_Aim of the exercise_. Pull out all lines from the listing below in which the word "views" appears.

_Material provided_.
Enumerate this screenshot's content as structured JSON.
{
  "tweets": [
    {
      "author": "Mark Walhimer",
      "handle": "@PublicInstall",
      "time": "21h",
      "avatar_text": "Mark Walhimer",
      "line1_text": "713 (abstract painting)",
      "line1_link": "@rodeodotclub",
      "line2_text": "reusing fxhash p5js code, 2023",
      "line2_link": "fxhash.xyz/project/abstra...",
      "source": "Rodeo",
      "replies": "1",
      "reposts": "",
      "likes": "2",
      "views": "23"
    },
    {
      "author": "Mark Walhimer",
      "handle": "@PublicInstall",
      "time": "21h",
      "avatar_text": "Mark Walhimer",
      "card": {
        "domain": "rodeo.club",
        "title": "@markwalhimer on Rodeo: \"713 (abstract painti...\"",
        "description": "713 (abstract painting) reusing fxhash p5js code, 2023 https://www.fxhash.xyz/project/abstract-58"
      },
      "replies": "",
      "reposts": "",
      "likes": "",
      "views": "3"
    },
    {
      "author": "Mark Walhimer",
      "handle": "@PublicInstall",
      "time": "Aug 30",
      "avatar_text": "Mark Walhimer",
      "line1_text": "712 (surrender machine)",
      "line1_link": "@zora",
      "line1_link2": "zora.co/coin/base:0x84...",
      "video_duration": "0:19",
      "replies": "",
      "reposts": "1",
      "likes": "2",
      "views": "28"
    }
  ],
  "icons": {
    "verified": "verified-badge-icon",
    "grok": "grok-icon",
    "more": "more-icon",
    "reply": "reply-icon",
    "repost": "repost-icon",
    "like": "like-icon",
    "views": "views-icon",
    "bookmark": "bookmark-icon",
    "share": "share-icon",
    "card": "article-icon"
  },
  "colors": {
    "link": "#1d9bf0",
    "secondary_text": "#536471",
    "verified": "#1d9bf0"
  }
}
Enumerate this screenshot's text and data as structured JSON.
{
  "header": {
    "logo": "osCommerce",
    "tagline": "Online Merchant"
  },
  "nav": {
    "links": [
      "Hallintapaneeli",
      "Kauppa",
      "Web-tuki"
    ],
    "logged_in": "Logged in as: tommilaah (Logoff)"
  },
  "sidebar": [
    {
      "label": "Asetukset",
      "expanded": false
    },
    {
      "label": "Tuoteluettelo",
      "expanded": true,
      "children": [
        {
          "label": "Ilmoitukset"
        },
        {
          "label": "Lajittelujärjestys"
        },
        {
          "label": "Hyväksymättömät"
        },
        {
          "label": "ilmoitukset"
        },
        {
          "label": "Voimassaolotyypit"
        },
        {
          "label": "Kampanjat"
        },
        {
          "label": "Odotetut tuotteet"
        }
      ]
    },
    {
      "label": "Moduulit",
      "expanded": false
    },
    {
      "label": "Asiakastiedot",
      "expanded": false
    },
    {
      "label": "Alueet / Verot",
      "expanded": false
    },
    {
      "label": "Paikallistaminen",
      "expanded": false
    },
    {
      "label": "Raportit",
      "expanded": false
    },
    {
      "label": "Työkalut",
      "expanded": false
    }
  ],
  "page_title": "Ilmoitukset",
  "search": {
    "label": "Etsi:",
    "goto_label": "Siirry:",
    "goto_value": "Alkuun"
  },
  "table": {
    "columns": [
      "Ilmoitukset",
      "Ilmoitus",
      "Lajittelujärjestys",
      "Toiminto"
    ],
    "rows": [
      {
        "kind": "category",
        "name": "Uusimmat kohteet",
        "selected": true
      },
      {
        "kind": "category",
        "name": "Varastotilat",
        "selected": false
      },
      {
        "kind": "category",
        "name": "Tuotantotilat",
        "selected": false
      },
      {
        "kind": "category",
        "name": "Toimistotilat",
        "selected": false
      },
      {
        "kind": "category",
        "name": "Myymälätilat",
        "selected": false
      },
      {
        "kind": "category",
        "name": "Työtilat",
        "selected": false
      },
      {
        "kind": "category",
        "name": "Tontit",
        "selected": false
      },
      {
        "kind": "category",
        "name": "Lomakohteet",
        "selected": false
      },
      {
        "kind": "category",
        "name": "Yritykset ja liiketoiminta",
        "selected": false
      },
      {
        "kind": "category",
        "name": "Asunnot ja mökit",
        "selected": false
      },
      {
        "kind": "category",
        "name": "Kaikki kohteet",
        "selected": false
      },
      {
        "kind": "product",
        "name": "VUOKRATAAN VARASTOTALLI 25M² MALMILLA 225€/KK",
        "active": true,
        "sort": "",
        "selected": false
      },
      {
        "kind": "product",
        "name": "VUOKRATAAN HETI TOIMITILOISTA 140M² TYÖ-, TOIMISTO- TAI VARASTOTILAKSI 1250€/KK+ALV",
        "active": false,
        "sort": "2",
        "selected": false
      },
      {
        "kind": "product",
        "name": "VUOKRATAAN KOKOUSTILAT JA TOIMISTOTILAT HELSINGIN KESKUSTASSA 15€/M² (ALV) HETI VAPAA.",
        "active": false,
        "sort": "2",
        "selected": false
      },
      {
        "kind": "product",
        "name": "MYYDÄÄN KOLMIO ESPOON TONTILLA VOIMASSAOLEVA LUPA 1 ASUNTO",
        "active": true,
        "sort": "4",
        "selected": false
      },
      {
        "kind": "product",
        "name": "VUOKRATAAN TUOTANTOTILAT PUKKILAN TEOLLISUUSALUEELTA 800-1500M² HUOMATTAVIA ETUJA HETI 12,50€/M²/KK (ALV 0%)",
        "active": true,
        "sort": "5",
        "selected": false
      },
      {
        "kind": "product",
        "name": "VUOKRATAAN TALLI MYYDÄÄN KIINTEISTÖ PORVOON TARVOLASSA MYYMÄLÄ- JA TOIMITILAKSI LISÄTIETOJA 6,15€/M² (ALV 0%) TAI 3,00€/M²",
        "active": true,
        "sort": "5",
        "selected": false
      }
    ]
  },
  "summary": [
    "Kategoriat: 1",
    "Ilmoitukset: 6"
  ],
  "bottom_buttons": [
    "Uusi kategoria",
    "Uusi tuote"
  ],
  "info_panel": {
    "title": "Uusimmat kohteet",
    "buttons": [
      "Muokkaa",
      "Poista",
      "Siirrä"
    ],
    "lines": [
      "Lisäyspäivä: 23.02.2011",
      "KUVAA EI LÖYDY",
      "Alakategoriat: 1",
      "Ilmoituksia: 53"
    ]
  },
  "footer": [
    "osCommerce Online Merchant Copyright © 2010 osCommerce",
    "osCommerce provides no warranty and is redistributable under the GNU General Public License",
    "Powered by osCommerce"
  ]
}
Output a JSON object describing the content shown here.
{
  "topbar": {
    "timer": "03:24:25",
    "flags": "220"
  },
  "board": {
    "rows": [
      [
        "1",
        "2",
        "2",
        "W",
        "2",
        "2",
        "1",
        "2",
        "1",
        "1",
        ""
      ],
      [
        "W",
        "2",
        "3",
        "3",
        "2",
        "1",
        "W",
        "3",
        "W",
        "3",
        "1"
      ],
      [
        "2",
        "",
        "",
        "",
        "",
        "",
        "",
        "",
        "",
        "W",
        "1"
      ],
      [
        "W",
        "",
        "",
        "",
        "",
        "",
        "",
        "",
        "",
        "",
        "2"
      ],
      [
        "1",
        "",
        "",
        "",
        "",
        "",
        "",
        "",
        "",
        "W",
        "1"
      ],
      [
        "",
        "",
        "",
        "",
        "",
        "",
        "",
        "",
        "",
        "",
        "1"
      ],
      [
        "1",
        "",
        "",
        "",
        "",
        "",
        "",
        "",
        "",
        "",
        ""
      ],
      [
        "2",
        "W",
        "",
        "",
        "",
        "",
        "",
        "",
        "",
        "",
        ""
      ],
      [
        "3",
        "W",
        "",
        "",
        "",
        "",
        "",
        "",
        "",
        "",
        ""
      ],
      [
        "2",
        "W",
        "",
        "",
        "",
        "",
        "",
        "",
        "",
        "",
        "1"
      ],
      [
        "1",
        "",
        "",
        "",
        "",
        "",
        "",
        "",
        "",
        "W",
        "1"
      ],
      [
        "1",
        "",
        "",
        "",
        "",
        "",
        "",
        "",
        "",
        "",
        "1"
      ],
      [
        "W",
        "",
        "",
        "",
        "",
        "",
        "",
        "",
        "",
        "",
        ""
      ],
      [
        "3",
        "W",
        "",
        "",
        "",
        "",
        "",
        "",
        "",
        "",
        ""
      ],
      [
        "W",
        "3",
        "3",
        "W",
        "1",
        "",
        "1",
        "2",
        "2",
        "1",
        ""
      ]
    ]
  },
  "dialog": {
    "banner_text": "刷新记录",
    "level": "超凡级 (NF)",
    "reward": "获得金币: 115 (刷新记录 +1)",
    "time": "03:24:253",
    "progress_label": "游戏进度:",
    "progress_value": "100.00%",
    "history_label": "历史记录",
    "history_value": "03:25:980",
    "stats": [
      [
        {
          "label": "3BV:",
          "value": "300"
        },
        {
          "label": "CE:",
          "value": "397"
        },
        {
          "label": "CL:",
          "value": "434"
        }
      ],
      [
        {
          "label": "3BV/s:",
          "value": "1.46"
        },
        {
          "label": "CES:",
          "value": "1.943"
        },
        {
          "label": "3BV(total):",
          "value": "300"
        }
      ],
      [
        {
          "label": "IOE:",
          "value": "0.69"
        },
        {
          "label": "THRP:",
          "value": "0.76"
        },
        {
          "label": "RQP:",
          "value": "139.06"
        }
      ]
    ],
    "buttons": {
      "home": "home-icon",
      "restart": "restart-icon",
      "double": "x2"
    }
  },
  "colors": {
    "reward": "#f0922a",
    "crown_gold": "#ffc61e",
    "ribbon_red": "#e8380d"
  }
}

_Response_.
      "views": "23"
      "views": "3"
      "views": "28"
    "views": "views-icon",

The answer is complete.